GREEN-MINDED Swindonians learned how to make their lifestyle more environmentally-friendly as the Eco Fest returned.

Visitors enjoyed an interesting of array of eco-friendly activities, live music, talks and stalls along Old Town’s Savernake Street. The hall was packed with people browsing stalls selling local produce, serving up vegan food, and promoting local organisations like Renew Men’s Shed, Wiltshire Wildlife Trust, and Bee Roads.

Simon Smith from the Swindon Climate Action Network co-organised the event with Caroline Davies-Khan from the Eastcott Community Organisation. Simon said: “This year we saw a bit of a different audience who weren’t lifelong environmentalists, but wanted to know how they could make changes to their lives which could benefit the planet, which is exactly who we want to reach out to. This event is our biggest by far.”

Caroline said: “The Eco Fest grows every year and we try to make it different each time. The theme was Your Eco Lifestyle and it’s great to see so many people want to make a difference.”

Artist Lisa Lane taught visitors young and old how to recycle rubbish to make colourful collages. She said: “I’ve been making art for 10 years and like to get involved in events like this around Swindon. I had quite a few children making arts and crafts at my stall, which was nice, they were really creative.

“You create something out of nothing in a way, using old cereal packets, sweet wrappers, tissue paper, and anything else you can get your hands on, all mixed with paint and other materials to make new art.”

Lydiard Park Academy student Lewis Caple, 11, tried his hand at it. He said: “I enjoy art lessons at school and doing model work. I used the wrappers to create a nice texture with a tree as the centrepiece.”

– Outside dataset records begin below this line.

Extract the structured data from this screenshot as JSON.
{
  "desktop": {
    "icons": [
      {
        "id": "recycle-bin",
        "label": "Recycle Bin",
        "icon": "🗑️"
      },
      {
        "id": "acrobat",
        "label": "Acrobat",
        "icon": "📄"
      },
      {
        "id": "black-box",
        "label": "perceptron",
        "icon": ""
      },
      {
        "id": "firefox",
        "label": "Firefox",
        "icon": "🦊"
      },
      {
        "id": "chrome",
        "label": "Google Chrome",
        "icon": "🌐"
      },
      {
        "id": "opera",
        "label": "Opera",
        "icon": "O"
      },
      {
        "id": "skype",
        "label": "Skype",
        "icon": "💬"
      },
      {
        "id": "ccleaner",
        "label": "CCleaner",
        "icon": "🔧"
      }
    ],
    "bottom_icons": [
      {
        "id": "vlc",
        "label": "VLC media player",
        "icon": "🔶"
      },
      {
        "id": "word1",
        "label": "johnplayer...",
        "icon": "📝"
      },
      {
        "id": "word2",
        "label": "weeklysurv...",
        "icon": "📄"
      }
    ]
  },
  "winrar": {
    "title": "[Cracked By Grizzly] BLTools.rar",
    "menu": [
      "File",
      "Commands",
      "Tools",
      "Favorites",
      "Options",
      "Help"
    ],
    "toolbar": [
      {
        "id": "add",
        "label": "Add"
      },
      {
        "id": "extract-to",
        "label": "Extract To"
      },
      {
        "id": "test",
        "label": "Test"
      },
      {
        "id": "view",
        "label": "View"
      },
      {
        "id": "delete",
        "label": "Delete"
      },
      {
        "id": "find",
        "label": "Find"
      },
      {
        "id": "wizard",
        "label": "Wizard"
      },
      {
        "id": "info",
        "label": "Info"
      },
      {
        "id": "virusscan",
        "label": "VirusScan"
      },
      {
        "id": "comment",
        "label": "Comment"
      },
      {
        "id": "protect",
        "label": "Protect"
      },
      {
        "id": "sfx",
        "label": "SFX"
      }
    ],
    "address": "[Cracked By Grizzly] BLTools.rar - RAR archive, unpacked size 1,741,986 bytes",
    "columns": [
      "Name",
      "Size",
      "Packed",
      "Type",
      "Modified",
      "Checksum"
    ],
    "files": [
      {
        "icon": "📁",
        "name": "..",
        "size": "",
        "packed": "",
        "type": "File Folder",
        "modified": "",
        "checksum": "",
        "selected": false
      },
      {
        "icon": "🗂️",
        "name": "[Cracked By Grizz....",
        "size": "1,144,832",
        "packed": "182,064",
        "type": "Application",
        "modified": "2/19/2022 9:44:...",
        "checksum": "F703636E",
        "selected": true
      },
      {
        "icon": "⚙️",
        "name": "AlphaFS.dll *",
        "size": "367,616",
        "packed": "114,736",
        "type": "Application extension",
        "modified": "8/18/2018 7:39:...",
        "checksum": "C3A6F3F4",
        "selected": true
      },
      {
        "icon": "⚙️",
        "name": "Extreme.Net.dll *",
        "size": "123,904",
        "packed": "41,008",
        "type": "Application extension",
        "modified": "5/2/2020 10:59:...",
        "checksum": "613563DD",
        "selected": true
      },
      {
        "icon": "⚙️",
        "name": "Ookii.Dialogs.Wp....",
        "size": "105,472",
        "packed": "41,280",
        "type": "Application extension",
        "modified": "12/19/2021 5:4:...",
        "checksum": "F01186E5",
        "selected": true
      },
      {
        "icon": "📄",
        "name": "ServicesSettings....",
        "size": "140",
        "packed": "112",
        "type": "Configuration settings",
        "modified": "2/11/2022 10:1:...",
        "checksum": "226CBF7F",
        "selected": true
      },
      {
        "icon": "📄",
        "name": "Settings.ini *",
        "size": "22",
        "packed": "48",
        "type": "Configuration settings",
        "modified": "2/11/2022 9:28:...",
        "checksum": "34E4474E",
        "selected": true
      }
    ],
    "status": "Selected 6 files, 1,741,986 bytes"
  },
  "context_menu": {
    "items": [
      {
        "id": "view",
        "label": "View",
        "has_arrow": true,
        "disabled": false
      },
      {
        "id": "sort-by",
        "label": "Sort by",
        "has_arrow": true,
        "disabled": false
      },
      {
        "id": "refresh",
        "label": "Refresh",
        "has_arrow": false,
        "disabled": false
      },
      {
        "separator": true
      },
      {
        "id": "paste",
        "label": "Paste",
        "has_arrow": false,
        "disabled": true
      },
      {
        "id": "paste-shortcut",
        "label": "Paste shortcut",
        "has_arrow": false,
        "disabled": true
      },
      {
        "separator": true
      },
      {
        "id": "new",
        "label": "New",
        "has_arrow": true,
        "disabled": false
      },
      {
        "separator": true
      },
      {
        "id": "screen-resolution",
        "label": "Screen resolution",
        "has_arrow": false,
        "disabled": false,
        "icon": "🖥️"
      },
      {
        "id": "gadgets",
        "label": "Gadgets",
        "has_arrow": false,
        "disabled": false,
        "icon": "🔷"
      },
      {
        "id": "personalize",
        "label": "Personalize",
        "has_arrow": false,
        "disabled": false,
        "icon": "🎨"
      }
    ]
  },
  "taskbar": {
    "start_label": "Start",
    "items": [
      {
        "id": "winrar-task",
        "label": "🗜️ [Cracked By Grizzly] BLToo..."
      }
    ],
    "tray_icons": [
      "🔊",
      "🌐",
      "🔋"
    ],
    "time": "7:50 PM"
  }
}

Millie Carmichael and Glynnis Hales dressed as bees to highlight the plight of insects affected by pesticides and climate change. Glynnis said: “We gave away seeds and plants encourage people to look after their gardens and attract wildlife.It’s not just bees being affected - hundreds of other species of insects are at risk.

“People want to do something good for the environment so we advise them on how doing lots of little things on a local level can make a big difference.